** EXTRACTED MATERIAL follows **
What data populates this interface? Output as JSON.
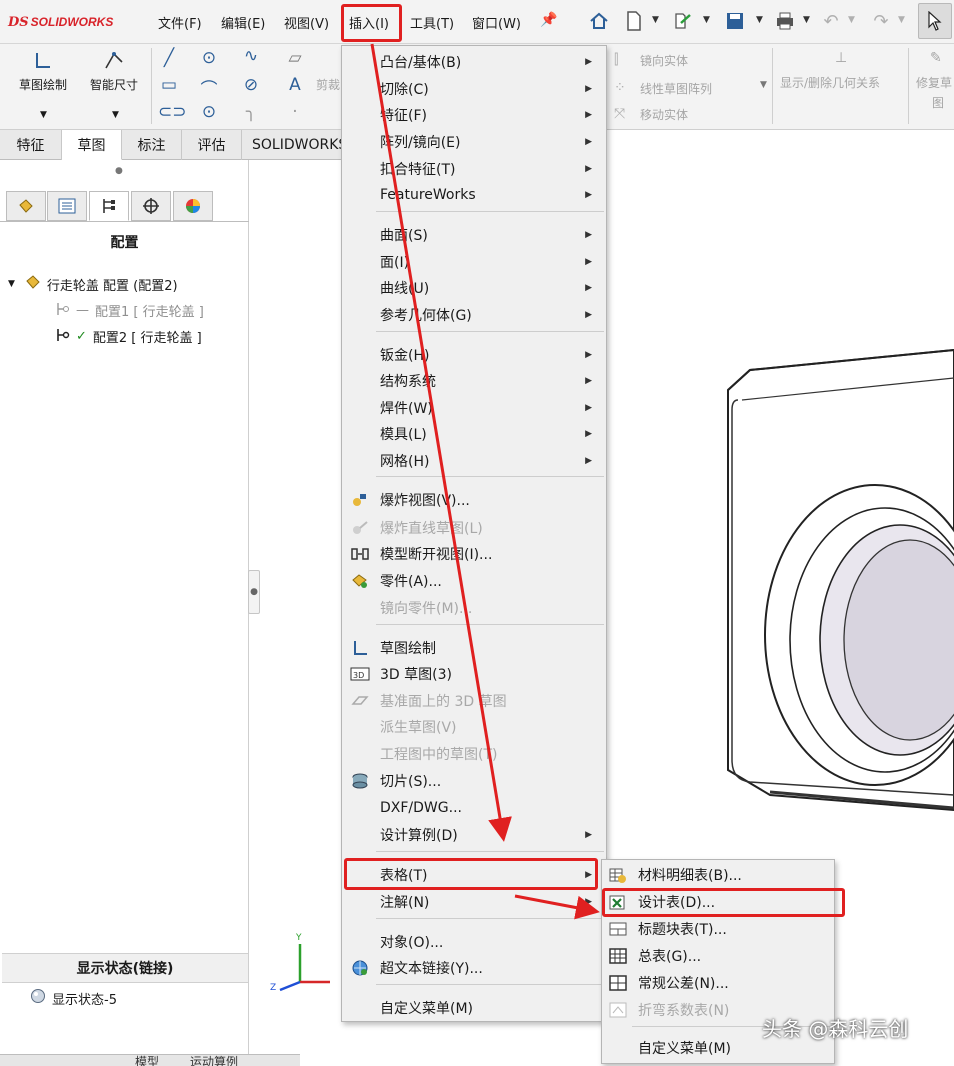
{
  "app": {
    "logo_ds": "DS",
    "logo_text": "SOLIDWORKS"
  },
  "menubar": {
    "items": [
      "文件(F)",
      "编辑(E)",
      "视图(V)",
      "插入(I)",
      "工具(T)",
      "窗口(W)"
    ]
  },
  "ribbon": {
    "sketch_label": "草图绘制",
    "smart_dim_label": "智能尺寸",
    "trim_label": "剪裁",
    "mirror_entity": "镜向实体",
    "linear_pattern": "线性草图阵列",
    "move_entity": "移动实体",
    "show_delete_relations": "显示/删除几何关系",
    "repair_sketch_1": "修复草",
    "repair_sketch_2": "图"
  },
  "tabs": [
    "特征",
    "草图",
    "标注",
    "评估",
    "SOLIDWORKS"
  ],
  "left_panel": {
    "title": "配置",
    "root": "行走轮盖 配置 (配置2)",
    "config1": "配置1 [ 行走轮盖 ]",
    "config2": "配置2 [ 行走轮盖 ]",
    "display_state_header": "显示状态(链接)",
    "display_state_item": "显示状态-5",
    "bottom_tab_1": "模型",
    "bottom_tab_2": "运动算例"
  },
  "insert_menu": {
    "items": [
      {
        "label": "凸台/基体(B)",
        "submenu": true
      },
      {
        "label": "切除(C)",
        "submenu": true
      },
      {
        "label": "特征(F)",
        "submenu": true
      },
      {
        "label": "阵列/镜向(E)",
        "submenu": true
      },
      {
        "label": "扣合特征(T)",
        "submenu": true
      },
      {
        "label": "FeatureWorks",
        "submenu": true
      },
      {
        "label": "曲面(S)",
        "submenu": true
      },
      {
        "label": "面(I)",
        "submenu": true
      },
      {
        "label": "曲线(U)",
        "submenu": true
      },
      {
        "label": "参考几何体(G)",
        "submenu": true
      },
      {
        "label": "钣金(H)",
        "submenu": true
      },
      {
        "label": "结构系统",
        "submenu": true
      },
      {
        "label": "焊件(W)",
        "submenu": true
      },
      {
        "label": "模具(L)",
        "submenu": true
      },
      {
        "label": "网格(H)",
        "submenu": true
      },
      {
        "label": "爆炸视图(V)...",
        "icon": "explode-view-icon"
      },
      {
        "label": "爆炸直线草图(L)",
        "disabled": true,
        "icon": "explode-line-icon"
      },
      {
        "label": "模型断开视图(I)...",
        "icon": "model-break-icon"
      },
      {
        "label": "零件(A)...",
        "icon": "part-icon"
      },
      {
        "label": "镜向零件(M)...",
        "disabled": true
      },
      {
        "label": "草图绘制",
        "icon": "sketch-icon"
      },
      {
        "label": "3D 草图(3)",
        "icon": "3d-sketch-icon"
      },
      {
        "label": "基准面上的 3D 草图",
        "disabled": true,
        "icon": "plane-sketch-icon"
      },
      {
        "label": "派生草图(V)",
        "disabled": true
      },
      {
        "label": "工程图中的草图(T)",
        "disabled": true
      },
      {
        "label": "切片(S)...",
        "icon": "slice-icon"
      },
      {
        "label": "DXF/DWG..."
      },
      {
        "label": "设计算例(D)",
        "submenu": true
      },
      {
        "label": "表格(T)",
        "submenu": true
      },
      {
        "label": "注解(N)",
        "submenu": true
      },
      {
        "label": "对象(O)..."
      },
      {
        "label": "超文本链接(Y)...",
        "icon": "hyperlink-icon"
      },
      {
        "label": "自定义菜单(M)"
      }
    ]
  },
  "table_submenu": {
    "items": [
      {
        "label": "材料明细表(B)...",
        "icon": "bom-icon"
      },
      {
        "label": "设计表(D)...",
        "icon": "design-table-icon"
      },
      {
        "label": "标题块表(T)...",
        "icon": "title-block-icon"
      },
      {
        "label": "总表(G)...",
        "icon": "general-table-icon"
      },
      {
        "label": "常规公差(N)...",
        "icon": "tolerance-icon"
      },
      {
        "label": "折弯系数表(N)",
        "disabled": true,
        "icon": "bend-table-icon"
      },
      {
        "label": "自定义菜单(M)"
      }
    ]
  },
  "triad": {
    "y": "Y",
    "z": "Z"
  },
  "watermark": "头条 @森科云创",
  "colors": {
    "highlight": "#e02020",
    "brand": "#d8232a",
    "icon_blue": "#2d5f98"
  }
}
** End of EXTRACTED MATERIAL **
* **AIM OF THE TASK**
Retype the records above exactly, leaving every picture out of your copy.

* **RESULT BELOW**
What data populates this interface? Output as JSON.
{
  "app": {
    "logo_ds": "DS",
    "logo_text": "SOLIDWORKS"
  },
  "menubar": {
    "items": [
      "文件(F)",
      "编辑(E)",
      "视图(V)",
      "插入(I)",
      "工具(T)",
      "窗口(W)"
    ]
  },
  "ribbon": {
    "sketch_label": "草图绘制",
    "smart_dim_label": "智能尺寸",
    "trim_label": "剪裁",
    "mirror_entity": "镜向实体",
    "linear_pattern": "线性草图阵列",
    "move_entity": "移动实体",
    "show_delete_relations": "显示/删除几何关系",
    "repair_sketch_1": "修复草",
    "repair_sketch_2": "图"
  },
  "tabs": [
    "特征",
    "草图",
    "标注",
    "评估",
    "SOLIDWORKS"
  ],
  "left_panel": {
    "title": "配置",
    "root": "行走轮盖 配置 (配置2)",
    "config1": "配置1 [ 行走轮盖 ]",
    "config2": "配置2 [ 行走轮盖 ]",
    "display_state_header": "显示状态(链接)",
    "display_state_item": "显示状态-5",
    "bottom_tab_1": "模型",
    "bottom_tab_2": "运动算例"
  },
  "insert_menu": {
    "items": [
      {
        "label": "凸台/基体(B)",
        "submenu": true
      },
      {
        "label": "切除(C)",
        "submenu": true
      },
      {
        "label": "特征(F)",
        "submenu": true
      },
      {
        "label": "阵列/镜向(E)",
        "submenu": true
      },
      {
        "label": "扣合特征(T)",
        "submenu": true
      },
      {
        "label": "FeatureWorks",
        "submenu": true
      },
      {
        "label": "曲面(S)",
        "submenu": true
      },
      {
        "label": "面(I)",
        "submenu": true
      },
      {
        "label": "曲线(U)",
        "submenu": true
      },
      {
        "label": "参考几何体(G)",
        "submenu": true
      },
      {
        "label": "钣金(H)",
        "submenu": true
      },
      {
        "label": "结构系统",
        "submenu": true
      },
      {
        "label": "焊件(W)",
        "submenu": true
      },
      {
        "label": "模具(L)",
        "submenu": true
      },
      {
        "label": "网格(H)",
        "submenu": true
      },
      {
        "label": "爆炸视图(V)...",
        "icon": "explode-view-icon"
      },
      {
        "label": "爆炸直线草图(L)",
        "disabled": true,
        "icon": "explode-line-icon"
      },
      {
        "label": "模型断开视图(I)...",
        "icon": "model-break-icon"
      },
      {
        "label": "零件(A)...",
        "icon": "part-icon"
      },
      {
        "label": "镜向零件(M)...",
        "disabled": true
      },
      {
        "label": "草图绘制",
        "icon": "sketch-icon"
      },
      {
        "label": "3D 草图(3)",
        "icon": "3d-sketch-icon"
      },
      {
        "label": "基准面上的 3D 草图",
        "disabled": true,
        "icon": "plane-sketch-icon"
      },
      {
        "label": "派生草图(V)",
        "disabled": true
      },
      {
        "label": "工程图中的草图(T)",
        "disabled": true
      },
      {
        "label": "切片(S)...",
        "icon": "slice-icon"
      },
      {
        "label": "DXF/DWG..."
      },
      {
        "label": "设计算例(D)",
        "submenu": true
      },
      {
        "label": "表格(T)",
        "submenu": true
      },
      {
        "label": "注解(N)",
        "submenu": true
      },
      {
        "label": "对象(O)..."
      },
      {
        "label": "超文本链接(Y)...",
        "icon": "hyperlink-icon"
      },
      {
        "label": "自定义菜单(M)"
      }
    ]
  },
  "table_submenu": {
    "items": [
      {
        "label": "材料明细表(B)...",
        "icon": "bom-icon"
      },
      {
        "label": "设计表(D)...",
        "icon": "design-table-icon"
      },
      {
        "label": "标题块表(T)...",
        "icon": "title-block-icon"
      },
      {
        "label": "总表(G)...",
        "icon": "general-table-icon"
      },
      {
        "label": "常规公差(N)...",
        "icon": "tolerance-icon"
      },
      {
        "label": "折弯系数表(N)",
        "disabled": true,
        "icon": "bend-table-icon"
      },
      {
        "label": "自定义菜单(M)"
      }
    ]
  },
  "triad": {
    "y": "Y",
    "z": "Z"
  },
  "watermark": "头条 @森科云创",
  "colors": {
    "highlight": "#e02020",
    "brand": "#d8232a",
    "icon_blue": "#2d5f98"
  }
}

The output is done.